“It would be there as a resource and as a place where students can come together in solidarity to spark those conversations that aren’t being had at Gonzaga and we can provide those resources that currently aren’t on campus,” said Anna Algate, the president of Students for Reproductive Rights and a senior at GU.
The goal of the club would be to promote sexual and reproductive health and give students a safe place to learn and talk about these types of issues.
“We know that, obviously at a Catholic university, a lot of people who go here have gone to Catholic school their whole life and come from very Catholic families and in a lot of cases have had a very limited sex education in general," Rickards said. “A lot of our ideas worked around having people from organizations like Planned Parenthood or even from hospitals or medical facilities come to campus and talk about what that looks like.”
They went through the regular club approval process through the Gonzaga Student Body Association. At each stage questions came up from officials about the clubs affiliation with Planned Parenthood, however, the club was passed along up to the dean of student engagement, who has the final say on if a club gets approved or not.
“The ultimate decision came down to the connection the Students for Reproductive Rights Club wanted to have with Generation Action which is a part of the Planned Parenthood network,” said Matt Lamsma, the dean of student engagement. “The conflict is between Planned Parenthood and the universities Jesuit/Catholic identity.
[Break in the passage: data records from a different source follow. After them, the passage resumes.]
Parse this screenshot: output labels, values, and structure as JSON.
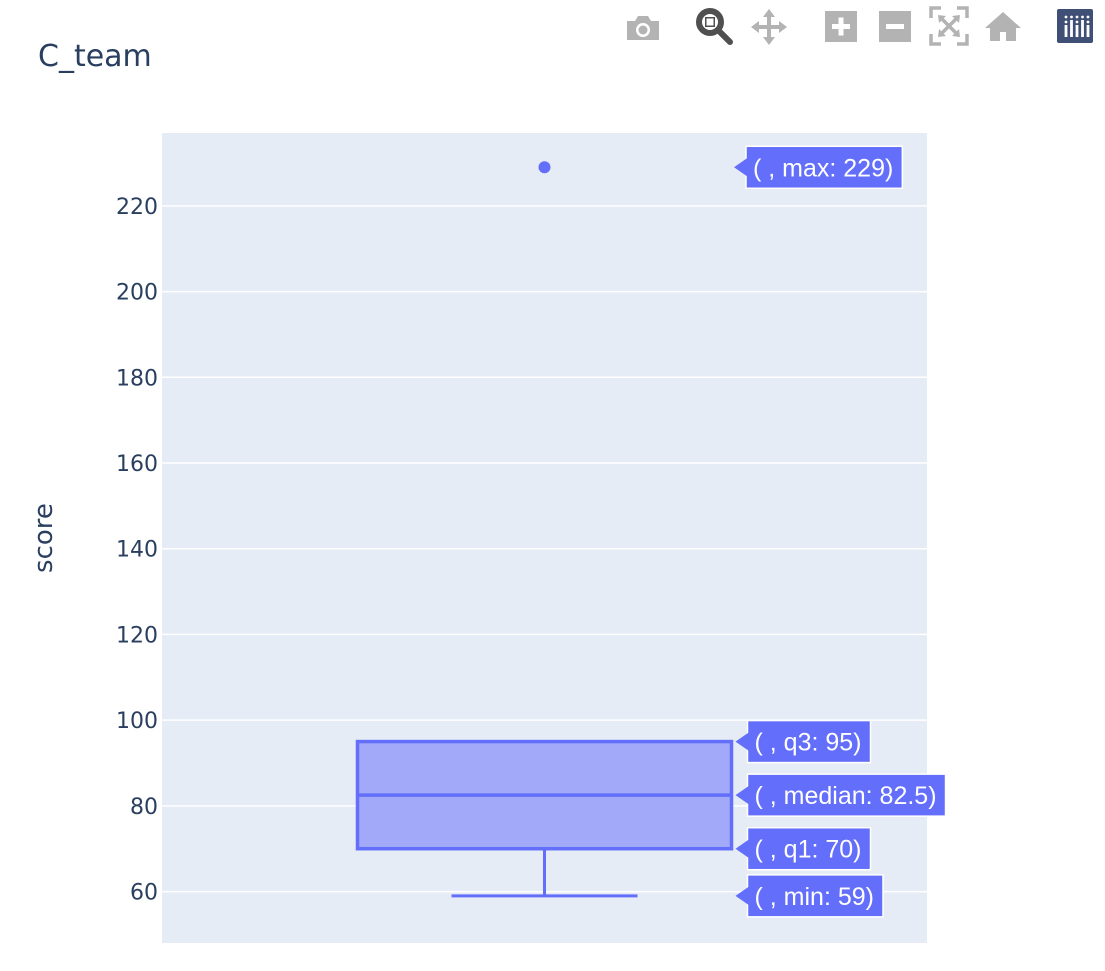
{
  "chart_data": {
    "type": "box",
    "title": "C_team",
    "xlabel": "",
    "ylabel": "score",
    "ylim": [
      48,
      237
    ],
    "yticks": [
      60,
      80,
      100,
      120,
      140,
      160,
      180,
      200,
      220
    ],
    "grid": true,
    "series": [
      {
        "min": 59,
        "q1": 70,
        "median": 82.5,
        "q3": 95,
        "max": 229,
        "upper_fence": 95,
        "outliers": [
          229
        ]
      }
    ],
    "hover_labels": [
      {
        "key": "max",
        "text": "( , max: 229)",
        "value": 229
      },
      {
        "key": "q3",
        "text": "( , q3: 95)",
        "value": 95
      },
      {
        "key": "median",
        "text": "( , median: 82.5)",
        "value": 82.5
      },
      {
        "key": "q1",
        "text": "( , q1: 70)",
        "value": 70
      },
      {
        "key": "min",
        "text": "( , min: 59)",
        "value": 59
      }
    ]
  },
  "colors": {
    "plot_bg": "#e5ecf6",
    "grid": "#ffffff",
    "trace": "#636efa",
    "box_fill": "#a2a9f8",
    "text": "#2a3f5f",
    "modebar_icon": "#b3b3b3",
    "modebar_active": "#505050",
    "logo_bg": "#3f4f75"
  },
  "modebar": [
    {
      "name": "camera-icon",
      "title": "Download plot as a png"
    },
    {
      "name": "zoom-icon",
      "title": "Zoom",
      "active": true
    },
    {
      "name": "pan-icon",
      "title": "Pan"
    },
    {
      "name": "zoom-in-icon",
      "title": "Zoom in"
    },
    {
      "name": "zoom-out-icon",
      "title": "Zoom out"
    },
    {
      "name": "autoscale-icon",
      "title": "Autoscale"
    },
    {
      "name": "reset-axes-icon",
      "title": "Reset axes"
    },
    {
      "name": "plotly-logo-icon",
      "title": "Produced with Plotly"
    }
  ]
}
Any student clubs with an affiliation to an outside organization, that organization has to align with institutional values.”
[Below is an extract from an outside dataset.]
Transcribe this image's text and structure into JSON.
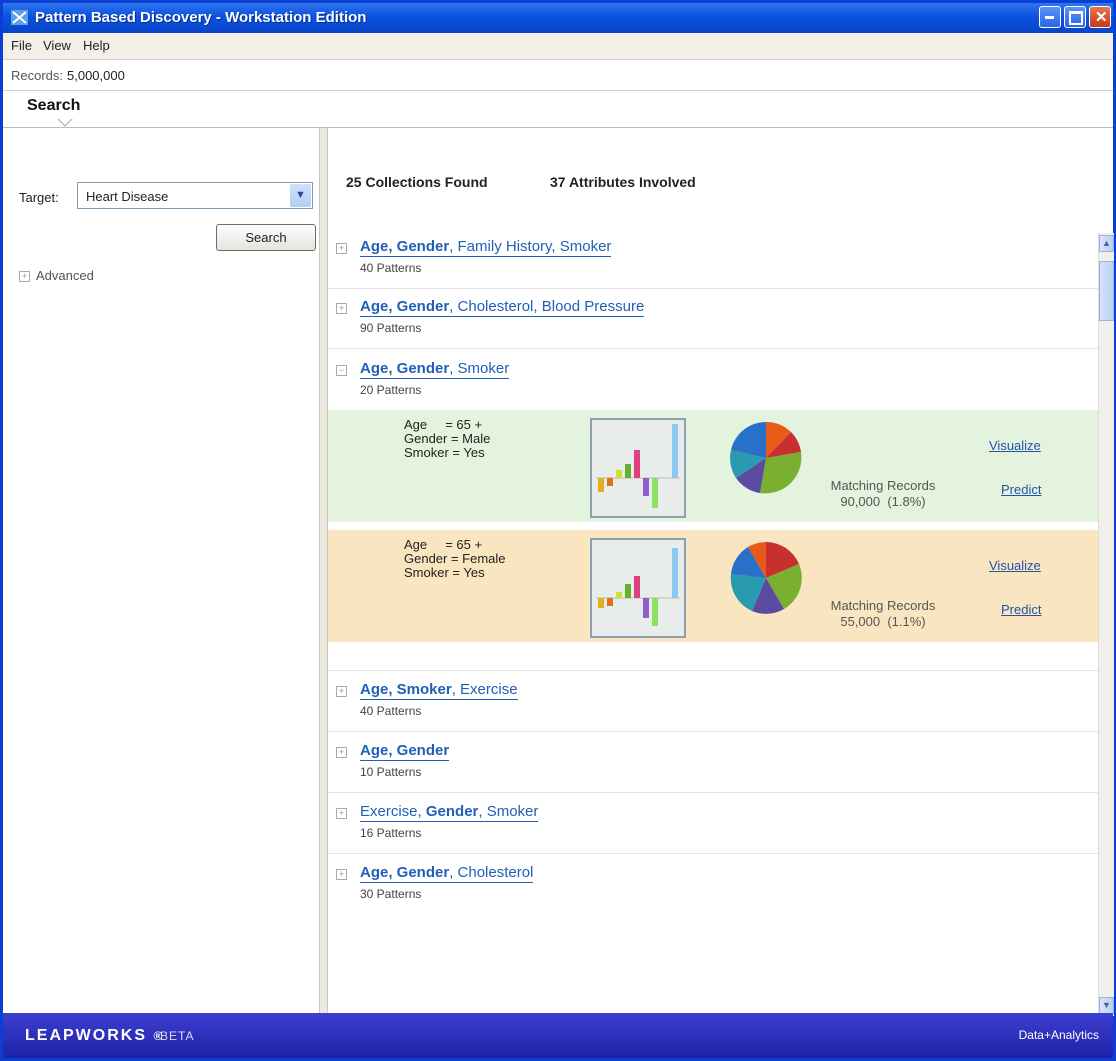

Before making a decision on the club's official status Algate and Rickards were asked by Lamsma to meet with him, Michelle Wheatley, the chief mission officer and leadership of the Mission and Ministry Division, Megan McCabe, assistant professor of religious studies and the club's adviser Joe Johnston, assistant professor of sociology and criminology.
They spoke about options for the club and what would happen if they were to move forward and came to the conclusion that if they were to be a club affiliated with GU they would have to drop their affiliation with Planned Parenthood.
“With the Jesuit campuses no other Jesuit university has a Generation Action or Planned Parenthood group that has been formally approved on campus,” Lamsma said. “Several of the campuses are aware of unofficial student groups that meet but nobody has an approved club and I heard back from 18 out of the 27 universities.”
By being affiliated with Planned Parenthood the club would not be able to be approved because the ideology of that organization does not align with the ideologies of Catholic and Jesuit institutions.
“We went into that meeting with a lot idealistic ideas of what could happen and kind of felt as though they all were just afraid of it and they didn’t know exactly what the rules were and because they didn’t know what the rules were they didn’t have the guts to be bold and challenge them which is kind of what Anna and I were trying to do,” Rickards said. “We wanted to put this out there and see what kind of response we get because we don’t know what the rules are either.”
While no Jesuit institution has an official reproductive rights club like this, other religious schools like Whitworth University, which is affiliated with the Presbyterian church, does.
“Faith and Planned Parenthood aren’t in opposition of each other,” said Paul Dillon, the vice president of public affairs at Planned Parenthood. “That’s a common misconception about our work. There’s a national group called Catholics for Choice and a lot of our patients and staff are practicing Catholics, so I think this comes down to more extreme interpretation of those values.”
As of right now the club has been denied and cannot be affiliated with GU unless they lose their Planned Parenthood connection, but Rickards and Algate plan to keep working to make their club have an impact on campus.
“People need to know that there are students and faculty for that matter who do support. Whether that’s from a pro-choice standpoint or even just bringing in Planned Parenthood as a resource on campus,” Algate said. “I also think that there’s a large portion of Gonzaga’s community that’s not being represented and this club could do a great job of representing.”
While the plan to move forward is not set in stone Rickards and Algate know they will continue to do work to have an impact in the coming semester.